• Brief: Your task is to copy the records that follow exactly, minus any images.

• Source records:
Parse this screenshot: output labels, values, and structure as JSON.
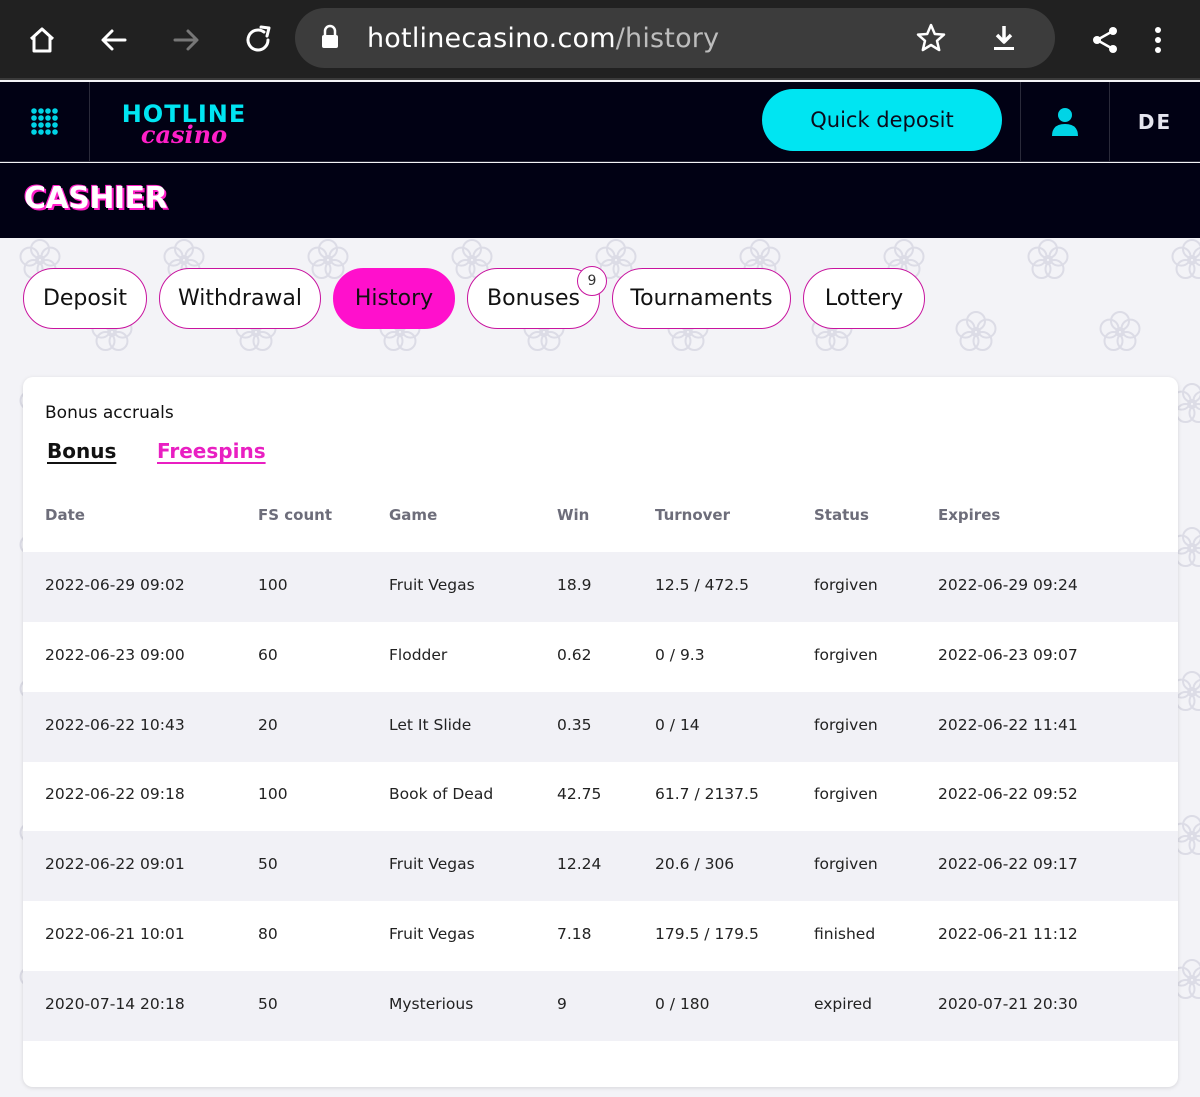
{
  "browser": {
    "url_host": "hotlinecasino.com",
    "url_path": "/history"
  },
  "header": {
    "logo_top": "HOTLINE",
    "logo_bottom": "casino",
    "quick_deposit_label": "Quick deposit",
    "language": "DE"
  },
  "cashier": {
    "title": "CASHIER"
  },
  "tabs": [
    {
      "label": "Deposit",
      "active": false
    },
    {
      "label": "Withdrawal",
      "active": false
    },
    {
      "label": "History",
      "active": true
    },
    {
      "label": "Bonuses",
      "active": false,
      "badge": "9"
    },
    {
      "label": "Tournaments",
      "active": false
    },
    {
      "label": "Lottery",
      "active": false
    }
  ],
  "section": {
    "title": "Bonus accruals",
    "subtabs": [
      "Bonus",
      "Freespins"
    ]
  },
  "table": {
    "headers": [
      "Date",
      "FS count",
      "Game",
      "Win",
      "Turnover",
      "Status",
      "Expires"
    ],
    "rows": [
      [
        "2022-06-29 09:02",
        "100",
        "Fruit Vegas",
        "18.9",
        "12.5 / 472.5",
        "forgiven",
        "2022-06-29 09:24"
      ],
      [
        "2022-06-23 09:00",
        "60",
        "Flodder",
        "0.62",
        "0 / 9.3",
        "forgiven",
        "2022-06-23 09:07"
      ],
      [
        "2022-06-22 10:43",
        "20",
        "Let It Slide",
        "0.35",
        "0 / 14",
        "forgiven",
        "2022-06-22 11:41"
      ],
      [
        "2022-06-22 09:18",
        "100",
        "Book of Dead",
        "42.75",
        "61.7 / 2137.5",
        "forgiven",
        "2022-06-22 09:52"
      ],
      [
        "2022-06-22 09:01",
        "50",
        "Fruit Vegas",
        "12.24",
        "20.6 / 306",
        "forgiven",
        "2022-06-22 09:17"
      ],
      [
        "2022-06-21 10:01",
        "80",
        "Fruit Vegas",
        "7.18",
        "179.5 / 179.5",
        "finished",
        "2022-06-21 11:12"
      ],
      [
        "2020-07-14 20:18",
        "50",
        "Mysterious",
        "9",
        "0 / 180",
        "expired",
        "2020-07-21 20:30"
      ]
    ]
  },
  "colors": {
    "accent_pink": "#ff10cc",
    "accent_cyan": "#00e5f2",
    "header_bg": "#010114"
  }
}
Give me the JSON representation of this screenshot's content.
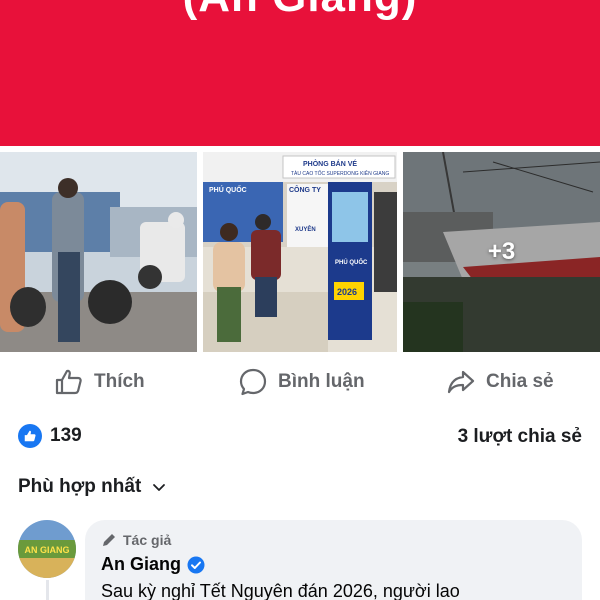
{
  "banner": {
    "text": "(An Giang)",
    "color": "#e8113a"
  },
  "photos": {
    "more_count": "+3",
    "items": [
      {
        "icon": "street-scene-photo"
      },
      {
        "icon": "ticket-office-photo",
        "signs": [
          "PHÒNG BÁN VÉ",
          "TÀU CAO TỐC SUPERDONG KIÊN GIANG",
          "PHÚ QUỐC",
          "CÔNG TY",
          "XUYÊN",
          "PHÚ QUỐC",
          "2026"
        ]
      },
      {
        "icon": "speedboat-dock-photo"
      }
    ]
  },
  "actions": {
    "like": {
      "label": "Thích",
      "icon": "thumbs-up-icon"
    },
    "comment": {
      "label": "Bình luận",
      "icon": "comment-bubble-icon"
    },
    "share": {
      "label": "Chia sẻ",
      "icon": "share-arrow-icon"
    }
  },
  "stats": {
    "like_count": "139",
    "share_count": "3 lượt chia sẻ"
  },
  "sort": {
    "label": "Phù hợp nhất"
  },
  "comment": {
    "tag": "Tác giả",
    "author": "An Giang",
    "avatar_text": "AN GIANG",
    "text": "Sau kỳ nghỉ Tết Nguyên đán 2026, người lao"
  },
  "colors": {
    "accent": "#1877f2",
    "muted_text": "#65676b",
    "bubble_bg": "#f0f2f5"
  }
}
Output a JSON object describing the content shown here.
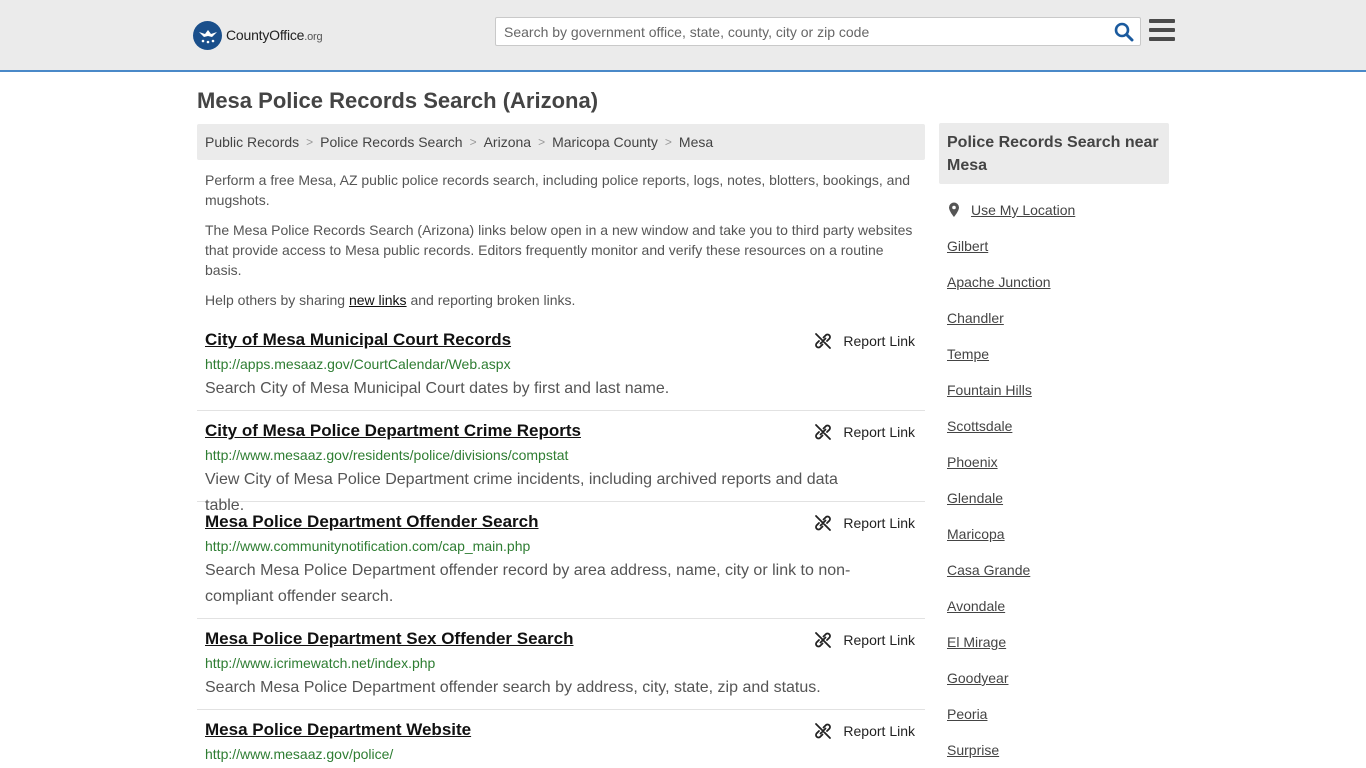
{
  "header": {
    "logo_text": "CountyOffice",
    "logo_suffix": ".org",
    "search_placeholder": "Search by government office, state, county, city or zip code"
  },
  "page_title": "Mesa Police Records Search (Arizona)",
  "breadcrumb": [
    "Public Records",
    "Police Records Search",
    "Arizona",
    "Maricopa County",
    "Mesa"
  ],
  "intro": {
    "p1": "Perform a free Mesa, AZ public police records search, including police reports, logs, notes, blotters, bookings, and mugshots.",
    "p2": "The Mesa Police Records Search (Arizona) links below open in a new window and take you to third party websites that provide access to Mesa public records. Editors frequently monitor and verify these resources on a routine basis.",
    "p3_before": "Help others by sharing ",
    "p3_link": "new links",
    "p3_after": " and reporting broken links."
  },
  "report_label": "Report Link",
  "results": [
    {
      "title": "City of Mesa Municipal Court Records",
      "url": "http://apps.mesaaz.gov/CourtCalendar/Web.aspx",
      "desc": "Search City of Mesa Municipal Court dates by first and last name."
    },
    {
      "title": "City of Mesa Police Department Crime Reports",
      "url": "http://www.mesaaz.gov/residents/police/divisions/compstat",
      "desc": "View City of Mesa Police Department crime incidents, including archived reports and data table."
    },
    {
      "title": "Mesa Police Department Offender Search",
      "url": "http://www.communitynotification.com/cap_main.php",
      "desc": "Search Mesa Police Department offender record by area address, name, city or link to non-compliant offender search."
    },
    {
      "title": "Mesa Police Department Sex Offender Search",
      "url": "http://www.icrimewatch.net/index.php",
      "desc": "Search Mesa Police Department offender search by address, city, state, zip and status."
    },
    {
      "title": "Mesa Police Department Website",
      "url": "http://www.mesaaz.gov/police/",
      "desc": ""
    }
  ],
  "sidebar": {
    "heading": "Police Records Search near Mesa",
    "use_location": "Use My Location",
    "cities": [
      "Gilbert",
      "Apache Junction",
      "Chandler",
      "Tempe",
      "Fountain Hills",
      "Scottsdale",
      "Phoenix",
      "Glendale",
      "Maricopa",
      "Casa Grande",
      "Avondale",
      "El Mirage",
      "Goodyear",
      "Peoria",
      "Surprise"
    ]
  },
  "colors": {
    "accent": "#4a89c8",
    "url_green": "#2e7d32",
    "search_icon": "#1a5a9e"
  }
}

• Exercise solution:
Parse this screenshot: output labels, values, and structure as JSON.
{
  "browser": {
    "url_host": "hotlinecasino.com",
    "url_path": "/history"
  },
  "header": {
    "logo_top": "HOTLINE",
    "logo_bottom": "casino",
    "quick_deposit_label": "Quick deposit",
    "language": "DE"
  },
  "cashier": {
    "title": "CASHIER"
  },
  "tabs": [
    {
      "label": "Deposit",
      "active": false
    },
    {
      "label": "Withdrawal",
      "active": false
    },
    {
      "label": "History",
      "active": true
    },
    {
      "label": "Bonuses",
      "active": false,
      "badge": "9"
    },
    {
      "label": "Tournaments",
      "active": false
    },
    {
      "label": "Lottery",
      "active": false
    }
  ],
  "section": {
    "title": "Bonus accruals",
    "subtabs": [
      "Bonus",
      "Freespins"
    ]
  },
  "table": {
    "headers": [
      "Date",
      "FS count",
      "Game",
      "Win",
      "Turnover",
      "Status",
      "Expires"
    ],
    "rows": [
      [
        "2022-06-29 09:02",
        "100",
        "Fruit Vegas",
        "18.9",
        "12.5 / 472.5",
        "forgiven",
        "2022-06-29 09:24"
      ],
      [
        "2022-06-23 09:00",
        "60",
        "Flodder",
        "0.62",
        "0 / 9.3",
        "forgiven",
        "2022-06-23 09:07"
      ],
      [
        "2022-06-22 10:43",
        "20",
        "Let It Slide",
        "0.35",
        "0 / 14",
        "forgiven",
        "2022-06-22 11:41"
      ],
      [
        "2022-06-22 09:18",
        "100",
        "Book of Dead",
        "42.75",
        "61.7 / 2137.5",
        "forgiven",
        "2022-06-22 09:52"
      ],
      [
        "2022-06-22 09:01",
        "50",
        "Fruit Vegas",
        "12.24",
        "20.6 / 306",
        "forgiven",
        "2022-06-22 09:17"
      ],
      [
        "2022-06-21 10:01",
        "80",
        "Fruit Vegas",
        "7.18",
        "179.5 / 179.5",
        "finished",
        "2022-06-21 11:12"
      ],
      [
        "2020-07-14 20:18",
        "50",
        "Mysterious",
        "9",
        "0 / 180",
        "expired",
        "2020-07-21 20:30"
      ]
    ]
  },
  "colors": {
    "accent_pink": "#ff10cc",
    "accent_cyan": "#00e5f2",
    "header_bg": "#010114"
  }
}
Give me the JSON representation of this screenshot's content.
{
  "banner": {
    "text": "(An Giang)",
    "color": "#e8113a"
  },
  "photos": {
    "more_count": "+3",
    "items": [
      {
        "icon": "street-scene-photo"
      },
      {
        "icon": "ticket-office-photo",
        "signs": [
          "PHÒNG BÁN VÉ",
          "TÀU CAO TỐC SUPERDONG KIÊN GIANG",
          "PHÚ QUỐC",
          "CÔNG TY",
          "XUYÊN",
          "PHÚ QUỐC",
          "2026"
        ]
      },
      {
        "icon": "speedboat-dock-photo"
      }
    ]
  },
  "actions": {
    "like": {
      "label": "Thích",
      "icon": "thumbs-up-icon"
    },
    "comment": {
      "label": "Bình luận",
      "icon": "comment-bubble-icon"
    },
    "share": {
      "label": "Chia sẻ",
      "icon": "share-arrow-icon"
    }
  },
  "stats": {
    "like_count": "139",
    "share_count": "3 lượt chia sẻ"
  },
  "sort": {
    "label": "Phù hợp nhất"
  },
  "comment": {
    "tag": "Tác giả",
    "author": "An Giang",
    "avatar_text": "AN GIANG",
    "text": "Sau kỳ nghỉ Tết Nguyên đán 2026, người lao"
  },
  "colors": {
    "accent": "#1877f2",
    "muted_text": "#65676b",
    "bubble_bg": "#f0f2f5"
  }
}
Output a JSON object describing the content shown here.
{
  "header": {
    "logo_text": "CountyOffice",
    "logo_suffix": ".org",
    "search_placeholder": "Search by government office, state, county, city or zip code"
  },
  "page_title": "Mesa Police Records Search (Arizona)",
  "breadcrumb": [
    "Public Records",
    "Police Records Search",
    "Arizona",
    "Maricopa County",
    "Mesa"
  ],
  "intro": {
    "p1": "Perform a free Mesa, AZ public police records search, including police reports, logs, notes, blotters, bookings, and mugshots.",
    "p2": "The Mesa Police Records Search (Arizona) links below open in a new window and take you to third party websites that provide access to Mesa public records. Editors frequently monitor and verify these resources on a routine basis.",
    "p3_before": "Help others by sharing ",
    "p3_link": "new links",
    "p3_after": " and reporting broken links."
  },
  "report_label": "Report Link",
  "results": [
    {
      "title": "City of Mesa Municipal Court Records",
      "url": "http://apps.mesaaz.gov/CourtCalendar/Web.aspx",
      "desc": "Search City of Mesa Municipal Court dates by first and last name."
    },
    {
      "title": "City of Mesa Police Department Crime Reports",
      "url": "http://www.mesaaz.gov/residents/police/divisions/compstat",
      "desc": "View City of Mesa Police Department crime incidents, including archived reports and data table."
    },
    {
      "title": "Mesa Police Department Offender Search",
      "url": "http://www.communitynotification.com/cap_main.php",
      "desc": "Search Mesa Police Department offender record by area address, name, city or link to non-compliant offender search."
    },
    {
      "title": "Mesa Police Department Sex Offender Search",
      "url": "http://www.icrimewatch.net/index.php",
      "desc": "Search Mesa Police Department offender search by address, city, state, zip and status."
    },
    {
      "title": "Mesa Police Department Website",
      "url": "http://www.mesaaz.gov/police/",
      "desc": ""
    }
  ],
  "sidebar": {
    "heading": "Police Records Search near Mesa",
    "use_location": "Use My Location",
    "cities": [
      "Gilbert",
      "Apache Junction",
      "Chandler",
      "Tempe",
      "Fountain Hills",
      "Scottsdale",
      "Phoenix",
      "Glendale",
      "Maricopa",
      "Casa Grande",
      "Avondale",
      "El Mirage",
      "Goodyear",
      "Peoria",
      "Surprise"
    ]
  },
  "colors": {
    "accent": "#4a89c8",
    "url_green": "#2e7d32",
    "search_icon": "#1a5a9e"
  }
}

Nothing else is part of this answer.